• Source records:
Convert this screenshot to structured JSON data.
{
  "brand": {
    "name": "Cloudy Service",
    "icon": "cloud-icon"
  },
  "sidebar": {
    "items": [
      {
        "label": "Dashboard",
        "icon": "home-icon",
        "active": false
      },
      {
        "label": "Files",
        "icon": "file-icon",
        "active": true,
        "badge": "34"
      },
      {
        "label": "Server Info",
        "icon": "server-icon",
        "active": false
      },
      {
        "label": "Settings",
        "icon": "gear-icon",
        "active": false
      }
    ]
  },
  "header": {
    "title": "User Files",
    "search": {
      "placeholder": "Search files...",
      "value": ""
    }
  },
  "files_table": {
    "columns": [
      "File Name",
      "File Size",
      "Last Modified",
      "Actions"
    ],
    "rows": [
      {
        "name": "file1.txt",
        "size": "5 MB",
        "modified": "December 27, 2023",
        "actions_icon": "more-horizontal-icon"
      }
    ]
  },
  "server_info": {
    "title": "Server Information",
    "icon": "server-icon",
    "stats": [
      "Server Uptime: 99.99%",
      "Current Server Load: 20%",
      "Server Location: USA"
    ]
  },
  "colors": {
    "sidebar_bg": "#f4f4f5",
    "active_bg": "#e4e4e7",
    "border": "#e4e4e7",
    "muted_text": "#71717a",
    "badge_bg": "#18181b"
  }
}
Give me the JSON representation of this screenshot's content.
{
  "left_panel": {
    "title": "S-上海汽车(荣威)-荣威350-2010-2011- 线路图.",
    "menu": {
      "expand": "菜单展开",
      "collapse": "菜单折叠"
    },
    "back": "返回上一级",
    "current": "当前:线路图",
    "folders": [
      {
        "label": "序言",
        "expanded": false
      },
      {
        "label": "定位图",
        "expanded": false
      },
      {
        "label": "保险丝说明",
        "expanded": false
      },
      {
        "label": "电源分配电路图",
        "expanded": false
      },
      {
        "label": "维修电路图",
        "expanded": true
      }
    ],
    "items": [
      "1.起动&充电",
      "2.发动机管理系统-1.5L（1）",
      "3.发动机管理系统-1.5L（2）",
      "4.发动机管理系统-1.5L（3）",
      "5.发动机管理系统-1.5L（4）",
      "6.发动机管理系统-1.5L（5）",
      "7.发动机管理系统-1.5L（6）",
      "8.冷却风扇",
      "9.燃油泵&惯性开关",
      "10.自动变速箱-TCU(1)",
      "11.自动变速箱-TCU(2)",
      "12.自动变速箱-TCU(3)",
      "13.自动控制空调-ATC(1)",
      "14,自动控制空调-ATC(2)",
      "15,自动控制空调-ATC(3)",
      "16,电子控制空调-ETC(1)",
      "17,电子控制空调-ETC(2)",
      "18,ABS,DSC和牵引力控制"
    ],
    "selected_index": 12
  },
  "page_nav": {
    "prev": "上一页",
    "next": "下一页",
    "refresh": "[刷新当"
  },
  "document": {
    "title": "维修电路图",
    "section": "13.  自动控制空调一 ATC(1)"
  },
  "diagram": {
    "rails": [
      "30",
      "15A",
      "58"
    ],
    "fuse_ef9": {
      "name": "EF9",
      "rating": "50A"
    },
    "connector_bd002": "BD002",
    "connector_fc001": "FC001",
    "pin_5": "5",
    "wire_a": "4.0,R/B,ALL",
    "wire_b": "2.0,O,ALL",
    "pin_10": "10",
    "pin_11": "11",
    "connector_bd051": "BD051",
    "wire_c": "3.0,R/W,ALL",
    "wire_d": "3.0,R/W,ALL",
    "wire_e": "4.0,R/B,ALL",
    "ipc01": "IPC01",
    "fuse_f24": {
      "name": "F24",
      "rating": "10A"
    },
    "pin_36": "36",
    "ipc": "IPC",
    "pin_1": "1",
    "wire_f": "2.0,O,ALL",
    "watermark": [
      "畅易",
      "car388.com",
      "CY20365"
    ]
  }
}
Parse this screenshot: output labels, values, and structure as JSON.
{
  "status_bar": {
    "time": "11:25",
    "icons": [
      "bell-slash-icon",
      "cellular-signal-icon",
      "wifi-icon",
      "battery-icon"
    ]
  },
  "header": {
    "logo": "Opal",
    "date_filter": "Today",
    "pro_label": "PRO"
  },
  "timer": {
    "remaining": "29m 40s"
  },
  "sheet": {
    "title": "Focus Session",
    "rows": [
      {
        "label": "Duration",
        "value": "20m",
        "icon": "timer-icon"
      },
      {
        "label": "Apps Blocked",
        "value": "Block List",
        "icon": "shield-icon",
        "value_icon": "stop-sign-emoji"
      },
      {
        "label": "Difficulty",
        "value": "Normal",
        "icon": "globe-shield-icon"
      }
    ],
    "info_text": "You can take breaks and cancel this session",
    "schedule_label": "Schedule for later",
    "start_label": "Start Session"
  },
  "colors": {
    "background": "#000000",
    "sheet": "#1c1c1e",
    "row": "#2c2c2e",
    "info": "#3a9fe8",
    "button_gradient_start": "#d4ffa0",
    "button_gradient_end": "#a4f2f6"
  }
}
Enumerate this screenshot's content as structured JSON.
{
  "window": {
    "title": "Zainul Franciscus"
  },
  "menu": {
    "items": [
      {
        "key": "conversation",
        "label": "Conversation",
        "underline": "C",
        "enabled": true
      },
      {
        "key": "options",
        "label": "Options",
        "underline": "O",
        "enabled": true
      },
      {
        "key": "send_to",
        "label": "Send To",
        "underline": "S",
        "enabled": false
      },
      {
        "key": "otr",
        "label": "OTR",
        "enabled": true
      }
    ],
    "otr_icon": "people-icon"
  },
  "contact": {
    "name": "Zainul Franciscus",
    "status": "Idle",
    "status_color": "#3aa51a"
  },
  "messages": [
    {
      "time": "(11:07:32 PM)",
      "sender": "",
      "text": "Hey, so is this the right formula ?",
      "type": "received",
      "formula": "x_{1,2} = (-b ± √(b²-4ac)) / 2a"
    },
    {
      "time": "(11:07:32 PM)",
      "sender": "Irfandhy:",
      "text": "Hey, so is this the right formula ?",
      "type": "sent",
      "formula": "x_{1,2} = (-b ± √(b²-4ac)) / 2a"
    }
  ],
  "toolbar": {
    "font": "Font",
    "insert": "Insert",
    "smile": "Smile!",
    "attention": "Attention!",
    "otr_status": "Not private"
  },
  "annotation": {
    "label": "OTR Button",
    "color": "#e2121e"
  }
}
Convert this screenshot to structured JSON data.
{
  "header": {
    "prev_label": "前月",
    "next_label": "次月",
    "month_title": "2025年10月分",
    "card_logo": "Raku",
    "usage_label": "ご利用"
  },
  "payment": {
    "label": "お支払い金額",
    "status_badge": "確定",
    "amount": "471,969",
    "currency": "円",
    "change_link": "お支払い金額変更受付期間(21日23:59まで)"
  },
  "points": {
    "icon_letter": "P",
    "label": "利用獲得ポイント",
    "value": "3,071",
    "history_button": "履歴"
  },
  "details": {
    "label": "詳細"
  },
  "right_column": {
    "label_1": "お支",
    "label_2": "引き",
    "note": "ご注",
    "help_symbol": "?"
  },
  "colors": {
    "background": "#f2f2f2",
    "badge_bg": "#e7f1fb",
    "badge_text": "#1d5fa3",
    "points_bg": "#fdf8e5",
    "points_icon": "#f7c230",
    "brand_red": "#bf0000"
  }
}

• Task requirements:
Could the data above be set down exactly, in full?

• Exercise output:
Convert this screenshot to structured JSON data.
{
  "brand": {
    "name": "Cloudy Service",
    "icon": "cloud-icon"
  },
  "sidebar": {
    "items": [
      {
        "label": "Dashboard",
        "icon": "home-icon",
        "active": false
      },
      {
        "label": "Files",
        "icon": "file-icon",
        "active": true,
        "badge": "34"
      },
      {
        "label": "Server Info",
        "icon": "server-icon",
        "active": false
      },
      {
        "label": "Settings",
        "icon": "gear-icon",
        "active": false
      }
    ]
  },
  "header": {
    "title": "User Files",
    "search": {
      "placeholder": "Search files...",
      "value": ""
    }
  },
  "files_table": {
    "columns": [
      "File Name",
      "File Size",
      "Last Modified",
      "Actions"
    ],
    "rows": [
      {
        "name": "file1.txt",
        "size": "5 MB",
        "modified": "December 27, 2023",
        "actions_icon": "more-horizontal-icon"
      }
    ]
  },
  "server_info": {
    "title": "Server Information",
    "icon": "server-icon",
    "stats": [
      "Server Uptime: 99.99%",
      "Current Server Load: 20%",
      "Server Location: USA"
    ]
  },
  "colors": {
    "sidebar_bg": "#f4f4f5",
    "active_bg": "#e4e4e7",
    "border": "#e4e4e7",
    "muted_text": "#71717a",
    "badge_bg": "#18181b"
  }
}
Give me the JSON representation of this screenshot's content.
{
  "left_panel": {
    "title": "S-上海汽车(荣威)-荣威350-2010-2011- 线路图.",
    "menu": {
      "expand": "菜单展开",
      "collapse": "菜单折叠"
    },
    "back": "返回上一级",
    "current": "当前:线路图",
    "folders": [
      {
        "label": "序言",
        "expanded": false
      },
      {
        "label": "定位图",
        "expanded": false
      },
      {
        "label": "保险丝说明",
        "expanded": false
      },
      {
        "label": "电源分配电路图",
        "expanded": false
      },
      {
        "label": "维修电路图",
        "expanded": true
      }
    ],
    "items": [
      "1.起动&充电",
      "2.发动机管理系统-1.5L（1）",
      "3.发动机管理系统-1.5L（2）",
      "4.发动机管理系统-1.5L（3）",
      "5.发动机管理系统-1.5L（4）",
      "6.发动机管理系统-1.5L（5）",
      "7.发动机管理系统-1.5L（6）",
      "8.冷却风扇",
      "9.燃油泵&惯性开关",
      "10.自动变速箱-TCU(1)",
      "11.自动变速箱-TCU(2)",
      "12.自动变速箱-TCU(3)",
      "13.自动控制空调-ATC(1)",
      "14,自动控制空调-ATC(2)",
      "15,自动控制空调-ATC(3)",
      "16,电子控制空调-ETC(1)",
      "17,电子控制空调-ETC(2)",
      "18,ABS,DSC和牵引力控制"
    ],
    "selected_index": 12
  },
  "page_nav": {
    "prev": "上一页",
    "next": "下一页",
    "refresh": "[刷新当"
  },
  "document": {
    "title": "维修电路图",
    "section": "13.  自动控制空调一 ATC(1)"
  },
  "diagram": {
    "rails": [
      "30",
      "15A",
      "58"
    ],
    "fuse_ef9": {
      "name": "EF9",
      "rating": "50A"
    },
    "connector_bd002": "BD002",
    "connector_fc001": "FC001",
    "pin_5": "5",
    "wire_a": "4.0,R/B,ALL",
    "wire_b": "2.0,O,ALL",
    "pin_10": "10",
    "pin_11": "11",
    "connector_bd051": "BD051",
    "wire_c": "3.0,R/W,ALL",
    "wire_d": "3.0,R/W,ALL",
    "wire_e": "4.0,R/B,ALL",
    "ipc01": "IPC01",
    "fuse_f24": {
      "name": "F24",
      "rating": "10A"
    },
    "pin_36": "36",
    "ipc": "IPC",
    "pin_1": "1",
    "wire_f": "2.0,O,ALL",
    "watermark": [
      "畅易",
      "car388.com",
      "CY20365"
    ]
  }
}
Parse this screenshot: output labels, values, and structure as JSON.
{
  "status_bar": {
    "time": "11:25",
    "icons": [
      "bell-slash-icon",
      "cellular-signal-icon",
      "wifi-icon",
      "battery-icon"
    ]
  },
  "header": {
    "logo": "Opal",
    "date_filter": "Today",
    "pro_label": "PRO"
  },
  "timer": {
    "remaining": "29m 40s"
  },
  "sheet": {
    "title": "Focus Session",
    "rows": [
      {
        "label": "Duration",
        "value": "20m",
        "icon": "timer-icon"
      },
      {
        "label": "Apps Blocked",
        "value": "Block List",
        "icon": "shield-icon",
        "value_icon": "stop-sign-emoji"
      },
      {
        "label": "Difficulty",
        "value": "Normal",
        "icon": "globe-shield-icon"
      }
    ],
    "info_text": "You can take breaks and cancel this session",
    "schedule_label": "Schedule for later",
    "start_label": "Start Session"
  },
  "colors": {
    "background": "#000000",
    "sheet": "#1c1c1e",
    "row": "#2c2c2e",
    "info": "#3a9fe8",
    "button_gradient_start": "#d4ffa0",
    "button_gradient_end": "#a4f2f6"
  }
}
Enumerate this screenshot's content as structured JSON.
{
  "window": {
    "title": "Zainul Franciscus"
  },
  "menu": {
    "items": [
      {
        "key": "conversation",
        "label": "Conversation",
        "underline": "C",
        "enabled": true
      },
      {
        "key": "options",
        "label": "Options",
        "underline": "O",
        "enabled": true
      },
      {
        "key": "send_to",
        "label": "Send To",
        "underline": "S",
        "enabled": false
      },
      {
        "key": "otr",
        "label": "OTR",
        "enabled": true
      }
    ],
    "otr_icon": "people-icon"
  },
  "contact": {
    "name": "Zainul Franciscus",
    "status": "Idle",
    "status_color": "#3aa51a"
  },
  "messages": [
    {
      "time": "(11:07:32 PM)",
      "sender": "",
      "text": "Hey, so is this the right formula ?",
      "type": "received",
      "formula": "x_{1,2} = (-b ± √(b²-4ac)) / 2a"
    },
    {
      "time": "(11:07:32 PM)",
      "sender": "Irfandhy:",
      "text": "Hey, so is this the right formula ?",
      "type": "sent",
      "formula": "x_{1,2} = (-b ± √(b²-4ac)) / 2a"
    }
  ],
  "toolbar": {
    "font": "Font",
    "insert": "Insert",
    "smile": "Smile!",
    "attention": "Attention!",
    "otr_status": "Not private"
  },
  "annotation": {
    "label": "OTR Button",
    "color": "#e2121e"
  }
}
Convert this screenshot to structured JSON data.
{
  "header": {
    "prev_label": "前月",
    "next_label": "次月",
    "month_title": "2025年10月分",
    "card_logo": "Raku",
    "usage_label": "ご利用"
  },
  "payment": {
    "label": "お支払い金額",
    "status_badge": "確定",
    "amount": "471,969",
    "currency": "円",
    "change_link": "お支払い金額変更受付期間(21日23:59まで)"
  },
  "points": {
    "icon_letter": "P",
    "label": "利用獲得ポイント",
    "value": "3,071",
    "history_button": "履歴"
  },
  "details": {
    "label": "詳細"
  },
  "right_column": {
    "label_1": "お支",
    "label_2": "引き",
    "note": "ご注",
    "help_symbol": "?"
  },
  "colors": {
    "background": "#f2f2f2",
    "badge_bg": "#e7f1fb",
    "badge_text": "#1d5fa3",
    "points_bg": "#fdf8e5",
    "points_icon": "#f7c230",
    "brand_red": "#bf0000"
  }
}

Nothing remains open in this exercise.